# [PROBLEM STATEMENT]
Check each line of the listing for the word "title" and report the ones that have it.

# [PROVIDED RECORDS]

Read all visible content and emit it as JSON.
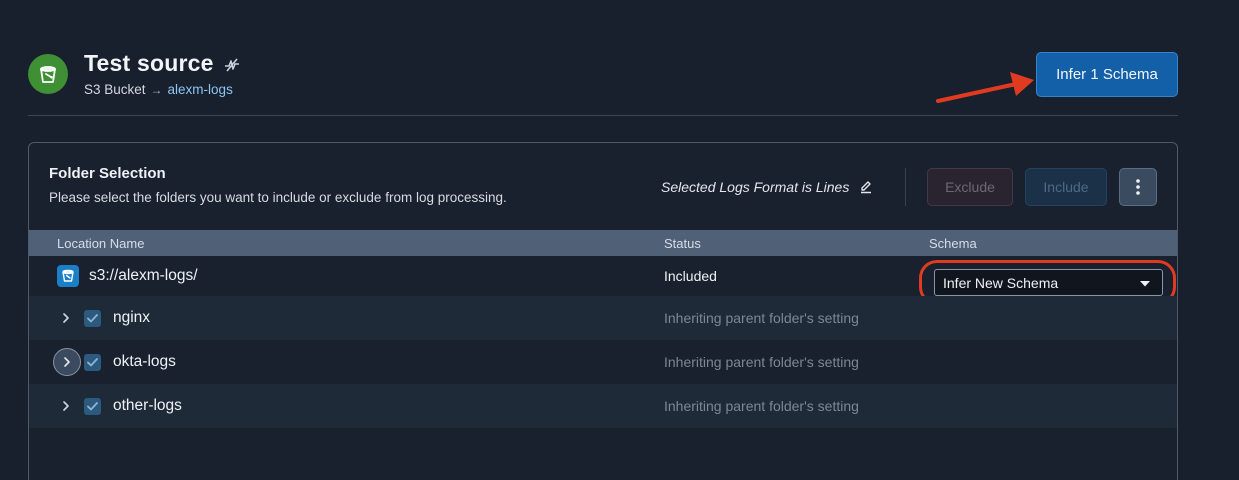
{
  "header": {
    "title": "Test source",
    "breadcrumb_type": "S3 Bucket",
    "breadcrumb_arrow": "→",
    "breadcrumb_link": "alexm-logs",
    "source_icon": "bucket-icon",
    "status_icon": "pulse-off-icon",
    "infer_button_label": "Infer 1 Schema"
  },
  "panel": {
    "title": "Folder Selection",
    "description": "Please select the folders you want to include or exclude from log processing.",
    "format_label": "Selected Logs Format is Lines",
    "exclude_label": "Exclude",
    "include_label": "Include"
  },
  "table": {
    "columns": [
      "Location Name",
      "Status",
      "Schema"
    ],
    "root": {
      "name": "s3://alexm-logs/",
      "status": "Included",
      "schema": "Infer New Schema"
    },
    "rows": [
      {
        "name": "nginx",
        "status": "Inheriting parent folder's setting",
        "checked": true
      },
      {
        "name": "okta-logs",
        "status": "Inheriting parent folder's setting",
        "checked": true
      },
      {
        "name": "other-logs",
        "status": "Inheriting parent folder's setting",
        "checked": true
      }
    ]
  },
  "colors": {
    "accent": "#1360a8",
    "annotation": "#e03b21",
    "source_green": "#3f8f34"
  }
}
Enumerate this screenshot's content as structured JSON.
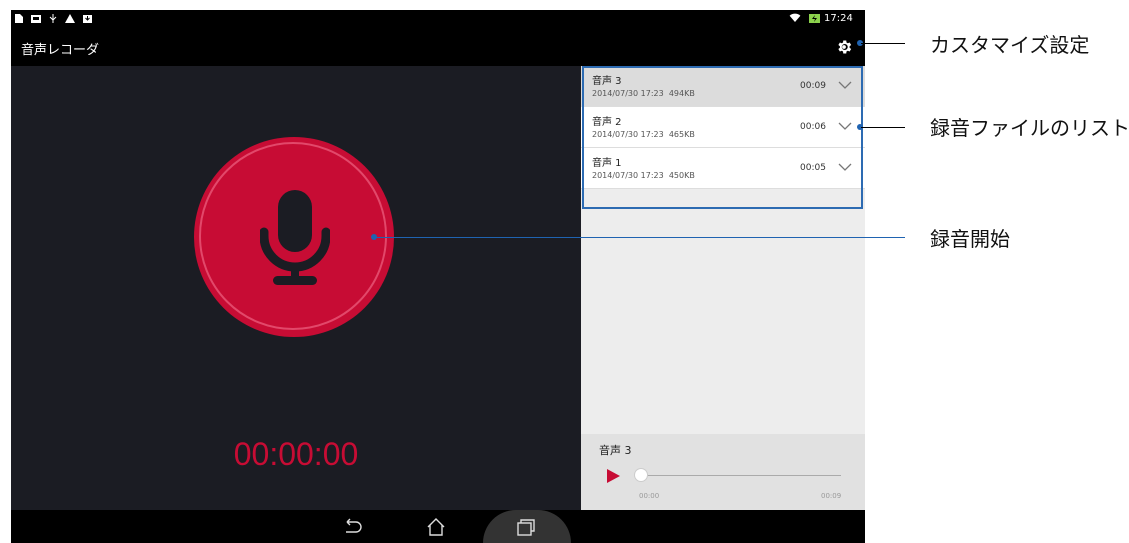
{
  "status_bar": {
    "time": "17:24",
    "left_icons": [
      "document-icon",
      "image-icon",
      "usb-icon",
      "warning-icon",
      "download-icon"
    ],
    "right_icons": [
      "wifi-icon",
      "battery-charging-icon"
    ]
  },
  "action_bar": {
    "title": "音声レコーダ",
    "settings_icon": "gear-icon"
  },
  "recorder": {
    "timer": "00:00:00",
    "mic_icon": "microphone-icon",
    "accent": "#c70c34"
  },
  "recordings": [
    {
      "name": "音声 3",
      "date": "2014/07/30 17:23",
      "size": "494KB",
      "duration": "00:09",
      "selected": true
    },
    {
      "name": "音声 2",
      "date": "2014/07/30 17:23",
      "size": "465KB",
      "duration": "00:06",
      "selected": false
    },
    {
      "name": "音声 1",
      "date": "2014/07/30 17:23",
      "size": "450KB",
      "duration": "00:05",
      "selected": false
    }
  ],
  "player": {
    "name": "音声 3",
    "position": "00:00",
    "length": "00:09",
    "progress": 0
  },
  "nav_bar": {
    "buttons": [
      "back-icon",
      "home-icon",
      "recent-apps-icon"
    ]
  },
  "annotations": {
    "settings": "カスタマイズ設定",
    "list": "録音ファイルのリスト",
    "record": "録音開始",
    "line_color": "#1f63b1"
  }
}
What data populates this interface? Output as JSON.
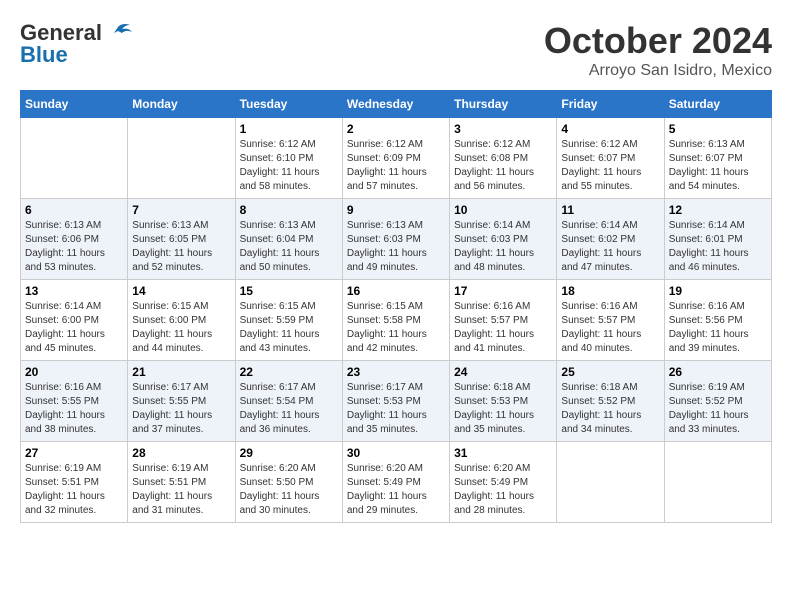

# [SOLUTION TO THE EXERCISE]
    "title": "Test source",
    "title": "Folder Selection",
    "title": "音声レコーダ",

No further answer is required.